The Sheriff’s Department presented the electronic monitoring data Wednesday at a Board of Supervisors Budget and Finance Committee hearing on a proposal to extend an existing electronic monitoring contract with Leaders in Community Alternatives, Inc. for an additional three months, to end on July 31. The extension would bring the total contract, which began on May 1, 2014, to $2.4 million.
The department is expected to enter into a contract with a different company on Aug. 1, following a competitive bidding process.
The cost of electronic monitoring has increased from $20,000 a month to about $120,000 a month due to increased use and abolishment of the fees, according to the budget analyst report.
Electronic monitoring is one of the strategies The City is using to reduce the jail population and treat those caught up in the justice system more humanely.
The Health Commission on Tuesday adopted a resolution to officially recognize incarceration as a public health issue and to have Department of Public Health create a plan building on past efforts to reduce the jail population, including funding needs.
“Each experience of being incarcerated is physically and psychologically traumatic, with lasting impact on individuals, their families, communities, and especially to pregnant mothers,” the resolution reads.
It also “recognizes the adverse childhood experiences and social inequities, such as institutional racism, leads to disproportionate involvement of people of color throughout the justice system” and that “criminalization of homelessness and poverty, substance use disorders, and mental illness leads to incarceration.”
“Jails are not healing environments, and we know that incarceration can have a lasting traumatic effect,” said Dr. Edward Chow, Health Commission president, in a statement. “At the same time, we know that criminalization of homelessness and poverty, substance use disorders, and mental illness leads to incarceration.
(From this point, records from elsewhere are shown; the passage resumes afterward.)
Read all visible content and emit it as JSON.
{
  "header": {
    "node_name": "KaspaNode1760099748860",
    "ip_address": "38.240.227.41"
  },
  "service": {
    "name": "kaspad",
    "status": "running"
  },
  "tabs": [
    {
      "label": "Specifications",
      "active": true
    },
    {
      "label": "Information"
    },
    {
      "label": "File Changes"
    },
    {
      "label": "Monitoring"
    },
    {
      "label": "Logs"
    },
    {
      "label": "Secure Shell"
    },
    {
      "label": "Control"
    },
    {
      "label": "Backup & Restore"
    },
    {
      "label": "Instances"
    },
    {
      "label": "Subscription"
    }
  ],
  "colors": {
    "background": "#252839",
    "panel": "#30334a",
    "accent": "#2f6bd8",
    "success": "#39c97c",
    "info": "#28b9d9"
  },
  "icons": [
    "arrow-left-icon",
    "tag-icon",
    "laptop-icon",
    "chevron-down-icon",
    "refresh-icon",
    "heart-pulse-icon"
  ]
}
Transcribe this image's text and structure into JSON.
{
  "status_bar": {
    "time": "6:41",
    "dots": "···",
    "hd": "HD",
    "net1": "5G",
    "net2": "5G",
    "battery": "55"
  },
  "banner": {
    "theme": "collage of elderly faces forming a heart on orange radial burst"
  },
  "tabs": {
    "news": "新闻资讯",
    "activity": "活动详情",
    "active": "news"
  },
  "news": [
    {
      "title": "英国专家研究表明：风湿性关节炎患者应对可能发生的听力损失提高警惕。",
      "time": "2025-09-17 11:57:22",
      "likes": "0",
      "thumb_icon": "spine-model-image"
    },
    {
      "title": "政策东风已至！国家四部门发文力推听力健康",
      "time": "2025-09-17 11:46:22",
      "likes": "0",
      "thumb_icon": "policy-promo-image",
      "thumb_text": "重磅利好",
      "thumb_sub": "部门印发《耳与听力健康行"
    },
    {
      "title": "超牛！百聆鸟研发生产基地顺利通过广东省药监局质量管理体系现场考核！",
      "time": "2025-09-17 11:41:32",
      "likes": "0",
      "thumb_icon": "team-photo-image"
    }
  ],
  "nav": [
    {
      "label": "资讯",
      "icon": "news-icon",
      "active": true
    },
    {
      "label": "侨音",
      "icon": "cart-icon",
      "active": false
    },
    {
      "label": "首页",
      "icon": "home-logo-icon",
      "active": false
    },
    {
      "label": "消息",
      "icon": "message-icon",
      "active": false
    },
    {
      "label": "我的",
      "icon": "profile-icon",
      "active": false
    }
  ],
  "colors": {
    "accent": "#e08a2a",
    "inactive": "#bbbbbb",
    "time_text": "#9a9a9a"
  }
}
That paradox tells us that people are not getting the help they need, and we can do better.”
The average daily jail population increased 3 percent in 2018 from 1,263 to 1,295, according to Hennessy’s newsletter.
About 40 percent of those in the jail are homeless or marginally housed and transitional age youth are 17 percent of the jail population, according to the resolution. Thirty-eight percent of those booked at the jail are black, and of those who remain in jail about 50 percent are black, even though The City’s black population is only about 5 percent.